|myschema.xsd||Xml Schema Definition file that defines the shape of your Xml data. In the case of InfoPath forms that consume web services, this is generated from the WSDL.|
|sampledata.xml||Specifies what the default values should be for each of the fields on your form.|
|template.xml||The Xml document that InfoPath will populate with data and submit.|
|view1.xsl||An Xslt file describing how to render the form. Incidentally, forms are rendered, even in the InfoPath Client, as Html.|
It will also contain any media files that you embed in your form, such as images and logos, and any further view*.xsl files specifying additional views on your form. If you have .NET business logic in your form, the resulting .NET assemblies will also be included in the archive.
Popular Misconception #4 – “I can only create InfoPath forms in the designer of Office InfoPath Client.”
Visual Studio Tools for Office 2005 and Visual Studio 2008 form a great environment for developing InfoPath forms. This gives us two choices:
- A combination of InfoPath Client 2007 designer to design the form and Visual Studio Tools for Applications (VSTA) to create .NET business logic
- Visual Studio 2005/8 with Visual Studio Tools for
The picture below shows the a similar form being designed in both environments.
There are pros and cons with each method.

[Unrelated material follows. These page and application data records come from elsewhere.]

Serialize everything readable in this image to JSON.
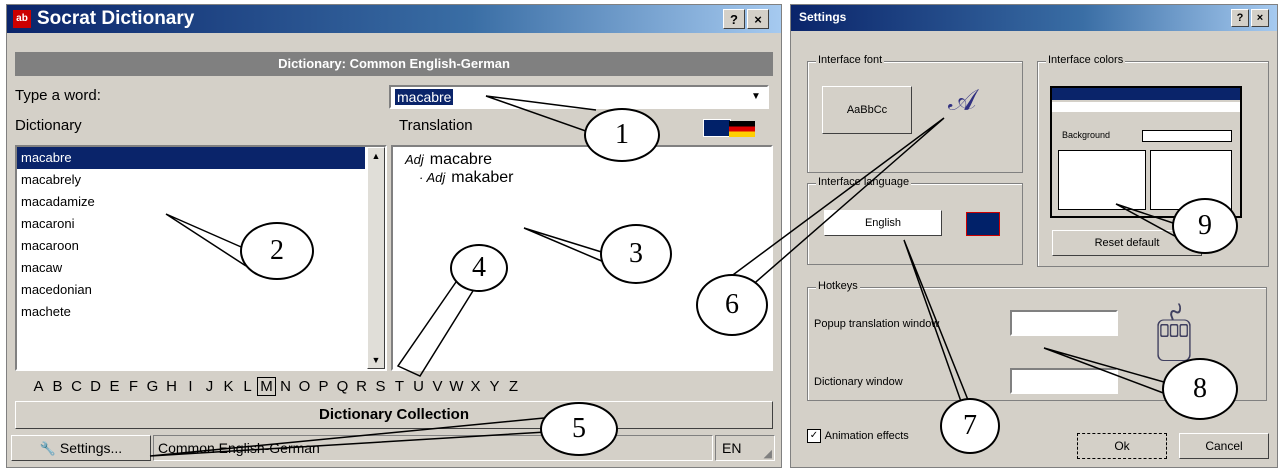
{
  "dictionary_window": {
    "title": "Socrat Dictionary",
    "help_button": "?",
    "close_button": "×",
    "header": "Dictionary: Common English-German",
    "type_word_label": "Type a word:",
    "word_input_value": "macabre",
    "dictionary_label": "Dictionary",
    "translation_label": "Translation",
    "word_list": [
      "macabre",
      "macabrely",
      "macadamize",
      "macaroni",
      "macaroon",
      "macaw",
      "macedonian",
      "machete"
    ],
    "translation_lines": [
      {
        "pos": "Adj",
        "text": "macabre"
      },
      {
        "pos": "· Adj",
        "text": "makaber"
      }
    ],
    "alphabet": [
      "A",
      "B",
      "C",
      "D",
      "E",
      "F",
      "G",
      "H",
      "I",
      "J",
      "K",
      "L",
      "M",
      "N",
      "O",
      "P",
      "Q",
      "R",
      "S",
      "T",
      "U",
      "V",
      "W",
      "X",
      "Y",
      "Z"
    ],
    "alphabet_selected": "M",
    "collection_button": "Dictionary Collection",
    "settings_button": "Settings...",
    "status_dictionary": "Common English-German",
    "status_lang": "EN"
  },
  "settings_window": {
    "title": "Settings",
    "help_button": "?",
    "close_button": "×",
    "interface_font_label": "Interface font",
    "font_sample": "AaBbCc",
    "interface_colors_label": "Interface colors",
    "colors_preview_background": "Background",
    "reset_button": "Reset default",
    "interface_language_label": "Interface language",
    "language_value": "English",
    "hotkeys_label": "Hotkeys",
    "popup_window_label": "Popup translation window",
    "dictionary_window_label": "Dictionary window",
    "animation_label": "Animation effects",
    "animation_checked": true,
    "ok_button": "Ok",
    "cancel_button": "Cancel"
  },
  "callouts": [
    "1",
    "2",
    "3",
    "4",
    "5",
    "6",
    "7",
    "8",
    "9"
  ],
  "colors": {
    "titlebar_start": "#0a246a",
    "titlebar_end": "#a6caf0",
    "selection": "#0a246a",
    "window_face": "#d4d0c8",
    "header_bar": "#808080"
  }
}
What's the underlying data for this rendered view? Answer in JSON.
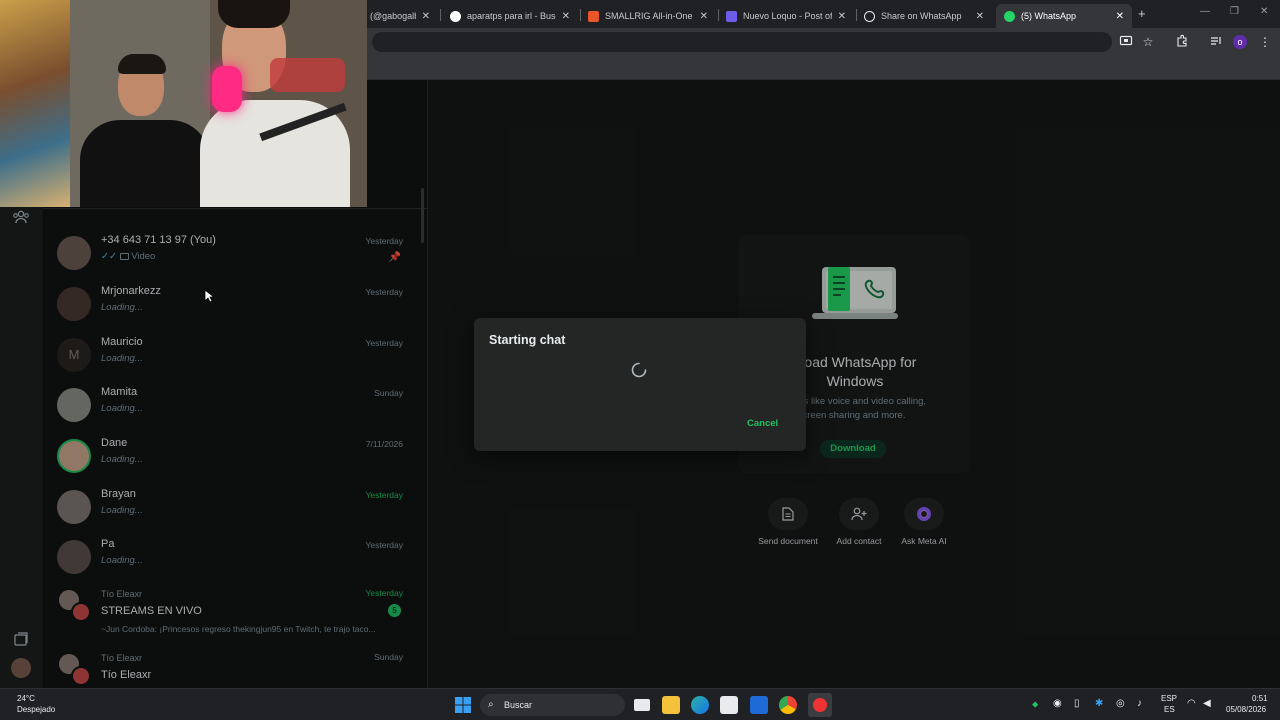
{
  "browser": {
    "tabs": [
      {
        "title": "(@gabogalb",
        "color": "#1d1d1d"
      },
      {
        "title": "aparatps para irl - Buscar",
        "color": "#4285f4"
      },
      {
        "title": "SMALLRIG All-in-One Mo",
        "color": "#e8562a"
      },
      {
        "title": "Nuevo Loquo - Post of K",
        "color": "#6c5ce7"
      },
      {
        "title": "Share on WhatsApp",
        "color": "#e8eaed"
      },
      {
        "title": "(5) WhatsApp",
        "color": "#25d366"
      }
    ],
    "new_tab": "+",
    "close": "✕",
    "profile_initial": "o"
  },
  "chats": [
    {
      "name": "+34 643 71 13 97 (You)",
      "preview": "Video",
      "time": "Yesterday",
      "time_green": false,
      "pinned": true,
      "avatar_color": "#6b5a52"
    },
    {
      "name": "Mrjonarkezz",
      "preview": "Loading...",
      "time": "Yesterday",
      "time_green": false,
      "avatar_color": "#4a3a35"
    },
    {
      "name": "Mauricio",
      "preview": "Loading...",
      "time": "Yesterday",
      "time_green": false,
      "avatar_letter": "M",
      "avatar_color": "#2a2520"
    },
    {
      "name": "Mamita",
      "preview": "Loading...",
      "time": "Sunday",
      "time_green": false,
      "avatar_color": "#8a8f84"
    },
    {
      "name": "Dane",
      "preview": "Loading...",
      "time": "7/11/2026",
      "time_green": false,
      "avatar_color": "#c9a68c"
    },
    {
      "name": "Brayan",
      "preview": "Loading...",
      "time": "Yesterday",
      "time_green": true,
      "avatar_color": "#7d7670"
    },
    {
      "name": "Pa",
      "preview": "Loading...",
      "time": "Yesterday",
      "time_green": false,
      "avatar_color": "#5a4f4a"
    }
  ],
  "group_chat": {
    "sender": "Tío Eleaxr",
    "name": "STREAMS EN VIVO",
    "preview": "~Jun Cordoba: ¡Princesos regreso thekingjun95 en Twitch, te trajo taco...",
    "time": "Yesterday",
    "unread": "5"
  },
  "group_chat2": {
    "sender": "Tío Eleaxr",
    "name": "Tío Eleaxr",
    "time": "Sunday"
  },
  "promo": {
    "title": "nload WhatsApp for Windows",
    "desc_line1": "atures like voice and video calling,",
    "desc_line2": "creen sharing and more.",
    "download_label": "Download"
  },
  "actions": [
    {
      "label": "Send document",
      "icon": "document-icon"
    },
    {
      "label": "Add contact",
      "icon": "add-contact-icon"
    },
    {
      "label": "Ask Meta AI",
      "icon": "meta-ai-icon"
    }
  ],
  "dialog": {
    "title": "Starting chat",
    "cancel_label": "Cancel"
  },
  "taskbar": {
    "weather_temp": "24°C",
    "weather_desc": "Despejado",
    "search_placeholder": "Buscar",
    "lang1": "ESP",
    "lang2": "ES",
    "time": "0:51",
    "date": "05/08/2026"
  },
  "colors": {
    "accent_green": "#21c063",
    "download_bg": "#103529"
  }
}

- Visual Studio 2005/8 requires a license! If you aren’t developing other .NET projects, VSTA and InfoPath Client provide a robust and flexible development experience.

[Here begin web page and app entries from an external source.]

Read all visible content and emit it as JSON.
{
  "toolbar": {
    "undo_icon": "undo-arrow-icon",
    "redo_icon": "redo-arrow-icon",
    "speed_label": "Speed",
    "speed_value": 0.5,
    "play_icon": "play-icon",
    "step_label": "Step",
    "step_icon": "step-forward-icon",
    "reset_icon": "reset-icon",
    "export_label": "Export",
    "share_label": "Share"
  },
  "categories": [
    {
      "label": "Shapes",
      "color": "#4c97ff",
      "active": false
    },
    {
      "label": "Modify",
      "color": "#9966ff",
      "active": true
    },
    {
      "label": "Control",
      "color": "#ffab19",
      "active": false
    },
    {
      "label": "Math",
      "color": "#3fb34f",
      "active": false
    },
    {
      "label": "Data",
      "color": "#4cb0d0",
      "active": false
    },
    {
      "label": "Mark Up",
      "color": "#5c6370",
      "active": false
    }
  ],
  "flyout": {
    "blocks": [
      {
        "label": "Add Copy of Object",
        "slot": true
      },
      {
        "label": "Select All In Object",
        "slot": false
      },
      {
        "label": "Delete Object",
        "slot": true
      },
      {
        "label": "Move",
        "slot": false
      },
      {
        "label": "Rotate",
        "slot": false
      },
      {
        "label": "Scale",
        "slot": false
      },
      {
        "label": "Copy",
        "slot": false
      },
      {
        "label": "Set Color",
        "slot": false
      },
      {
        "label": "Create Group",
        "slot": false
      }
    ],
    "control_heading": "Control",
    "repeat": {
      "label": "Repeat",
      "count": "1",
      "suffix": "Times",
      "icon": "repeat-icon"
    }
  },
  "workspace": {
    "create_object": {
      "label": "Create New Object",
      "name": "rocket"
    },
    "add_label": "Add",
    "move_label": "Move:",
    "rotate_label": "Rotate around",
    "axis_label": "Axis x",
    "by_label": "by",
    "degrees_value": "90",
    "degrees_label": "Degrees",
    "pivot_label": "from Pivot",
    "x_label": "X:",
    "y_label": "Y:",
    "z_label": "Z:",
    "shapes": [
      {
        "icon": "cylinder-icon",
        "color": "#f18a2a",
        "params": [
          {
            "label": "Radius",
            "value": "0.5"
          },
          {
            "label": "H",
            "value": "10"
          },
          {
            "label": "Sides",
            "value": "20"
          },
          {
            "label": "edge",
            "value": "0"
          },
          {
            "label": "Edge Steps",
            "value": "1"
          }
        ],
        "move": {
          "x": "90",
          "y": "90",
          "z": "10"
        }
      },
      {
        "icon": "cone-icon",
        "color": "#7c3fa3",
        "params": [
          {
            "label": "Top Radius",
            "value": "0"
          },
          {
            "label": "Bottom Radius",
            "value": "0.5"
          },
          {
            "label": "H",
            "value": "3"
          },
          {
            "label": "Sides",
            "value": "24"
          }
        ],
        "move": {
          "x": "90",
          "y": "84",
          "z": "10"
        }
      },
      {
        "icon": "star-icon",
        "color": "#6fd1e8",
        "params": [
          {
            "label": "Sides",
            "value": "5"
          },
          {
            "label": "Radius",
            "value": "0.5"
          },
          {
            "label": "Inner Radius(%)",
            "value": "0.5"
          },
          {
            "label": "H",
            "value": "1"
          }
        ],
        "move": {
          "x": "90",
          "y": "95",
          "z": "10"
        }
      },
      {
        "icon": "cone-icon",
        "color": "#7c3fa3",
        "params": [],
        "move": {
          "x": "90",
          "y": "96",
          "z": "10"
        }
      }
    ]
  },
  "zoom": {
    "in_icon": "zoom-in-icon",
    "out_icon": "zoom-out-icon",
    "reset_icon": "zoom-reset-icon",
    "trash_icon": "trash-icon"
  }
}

- Visual Studio 2005/8 with VSTO uses its own rendering engine in the designer – there are some discrepancies between what gets rendered in each. The InfoPath Client offers the more faithful reproduction during design.
- The premium development environment is still Visual Studio 2005/8. VSTO and Visual Studio integration is very close indeed. With InfoPath Client and VSTA you are using two separate applications.
For the hardened developer, Visual Studio 2005/8 will be the better of the two choices.
Here you can read Microsoft’s Andy Whitechapel discussing the differences between VSTA and VSTO.